Healing Line

Should We Pray About Aging?

by Francis MacNutt
Mar/Apr 2006

Just last week, I read that Oral Roberts is 88 years old, and his beloved wife Evelyn died last year. Again, it brings up a question we faced in an earlier newsletter: Are we supposed to fight against the aging process? The amazing thing to me is that although I’ve read many books on healing and heard many talks, no one, to my knowledge, has addressed the universal problem: we all grow older. Are we supposed to “go gently into the night?” Now that I’m facing it myself (at the age of 80), I need to ask this question. This question is daily reinforced by looking at our dog, Chewy, who is a big malamute and often falls over just trying to get up off the floor.

Since some of you are getting up in years, and all of you know someone who is struggling with the problems of age, I’ll try here to share some thoughts about how to pray for the aging process.

In the first place, aging does not mean you have to be sick. I keep praising God that I am relatively healthy: my eyesight and hearing are still excellent. And yet, the effects of aging are in many ways like being sick: You may limp, and you may hurt.

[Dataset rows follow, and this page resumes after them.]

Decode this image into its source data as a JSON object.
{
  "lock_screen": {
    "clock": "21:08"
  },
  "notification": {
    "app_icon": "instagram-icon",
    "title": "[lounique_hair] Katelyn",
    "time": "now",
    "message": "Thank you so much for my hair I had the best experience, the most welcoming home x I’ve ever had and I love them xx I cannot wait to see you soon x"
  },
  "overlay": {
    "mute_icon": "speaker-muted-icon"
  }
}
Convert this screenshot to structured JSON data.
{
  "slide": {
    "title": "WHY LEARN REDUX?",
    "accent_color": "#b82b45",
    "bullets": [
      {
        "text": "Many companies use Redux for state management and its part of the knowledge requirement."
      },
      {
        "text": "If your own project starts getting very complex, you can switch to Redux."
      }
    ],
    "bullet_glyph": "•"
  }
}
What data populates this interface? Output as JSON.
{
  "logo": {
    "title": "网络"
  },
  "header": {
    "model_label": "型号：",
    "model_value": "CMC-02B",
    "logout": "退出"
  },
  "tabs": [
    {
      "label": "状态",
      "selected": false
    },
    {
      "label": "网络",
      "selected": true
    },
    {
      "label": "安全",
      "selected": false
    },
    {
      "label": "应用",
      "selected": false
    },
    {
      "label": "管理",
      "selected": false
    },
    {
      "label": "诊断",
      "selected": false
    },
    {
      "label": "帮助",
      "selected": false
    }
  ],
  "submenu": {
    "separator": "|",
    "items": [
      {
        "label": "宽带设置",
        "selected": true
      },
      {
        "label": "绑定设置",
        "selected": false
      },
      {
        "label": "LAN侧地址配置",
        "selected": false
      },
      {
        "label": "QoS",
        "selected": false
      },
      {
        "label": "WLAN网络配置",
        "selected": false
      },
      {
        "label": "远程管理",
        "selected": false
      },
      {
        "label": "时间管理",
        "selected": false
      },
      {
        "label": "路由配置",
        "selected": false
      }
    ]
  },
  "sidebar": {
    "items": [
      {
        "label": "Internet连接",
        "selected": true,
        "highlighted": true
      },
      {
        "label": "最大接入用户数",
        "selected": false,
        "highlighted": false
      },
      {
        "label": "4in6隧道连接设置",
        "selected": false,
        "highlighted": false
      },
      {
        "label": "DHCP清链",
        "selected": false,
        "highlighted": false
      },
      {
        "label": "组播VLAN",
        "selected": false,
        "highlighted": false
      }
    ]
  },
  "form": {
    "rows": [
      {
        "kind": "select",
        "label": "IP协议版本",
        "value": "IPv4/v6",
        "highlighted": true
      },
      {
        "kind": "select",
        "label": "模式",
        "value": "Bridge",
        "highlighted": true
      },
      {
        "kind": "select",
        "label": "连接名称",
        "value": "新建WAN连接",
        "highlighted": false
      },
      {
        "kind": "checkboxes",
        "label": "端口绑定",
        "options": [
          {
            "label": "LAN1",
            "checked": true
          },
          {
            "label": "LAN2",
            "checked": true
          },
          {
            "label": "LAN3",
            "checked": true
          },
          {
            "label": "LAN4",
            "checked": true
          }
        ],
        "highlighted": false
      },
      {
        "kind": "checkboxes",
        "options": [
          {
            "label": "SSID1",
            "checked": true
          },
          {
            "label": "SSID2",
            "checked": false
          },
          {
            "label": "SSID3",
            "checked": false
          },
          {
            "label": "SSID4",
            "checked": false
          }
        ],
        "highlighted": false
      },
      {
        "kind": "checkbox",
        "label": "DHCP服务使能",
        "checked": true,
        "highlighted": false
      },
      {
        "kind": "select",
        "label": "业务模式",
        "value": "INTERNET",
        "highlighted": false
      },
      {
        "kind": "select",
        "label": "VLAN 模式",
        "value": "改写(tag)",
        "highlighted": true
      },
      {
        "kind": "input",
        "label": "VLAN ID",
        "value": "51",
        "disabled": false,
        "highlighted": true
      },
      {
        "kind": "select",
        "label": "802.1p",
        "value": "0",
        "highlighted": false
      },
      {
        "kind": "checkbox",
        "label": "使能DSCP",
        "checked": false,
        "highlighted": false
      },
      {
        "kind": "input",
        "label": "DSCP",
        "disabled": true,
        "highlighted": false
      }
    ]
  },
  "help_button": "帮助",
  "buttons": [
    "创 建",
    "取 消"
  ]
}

Twenty years ago I was still able to sign up for 10K races (6.2 miles), but now I slowly walk along those same paths — and my knees now hurt from the pounding they once took. The joints have worn down in a natural process. (It’s like Judith’s faithful 1994 Toyota Camry, which she traded in last week. Over the years, it served us well, but now the motor and upholstery show the effects of wear.)

Since aging is touching me personally, I’ve been reading a little about it. One thing we all realize is that our bodies peak physically when we are about 25, then slowly start to decline — a process which hastens sharply toward the end. Studies show that our immune system loses its strength, enervated by the diseases our bodies fight off throughout our lives, and becomes weakened in its ability to keep us strong and healthy. A health report from Harvard tells us that 215,000 people in the U.S. die every year of sepsis, a bacterial infection, and that in 2001, 62,000 died of flu or pneumonia. As the body ages, it loses its ability to fight off disease, and the elderly more often than the young fall prey to cancer.

It’s as if God, our creator, fills us with an initial burst of life which enables us to grow from a microscopic joining of two cells to an incredibly complex organism of over a trillion cells, then some of that life–giving force gradually starts fading away.

As Ecclesiastes writes:

Remember your creator while you are still young,
before the bad days come …
before the sun and the light grow dim …    
when strong men are bent double, …
when going uphill is an ordeal
and you are frightened at every step you take  …
… the dust returns to the earth from which it came,
And the Spirit returns to God who gave it.
(Eccles. 1-2a,3b,5,7)


Francis MacNutt Francis MacNutt is a Founding Director and Executive Committee member of CHM. Mar/Apr 2006 Issue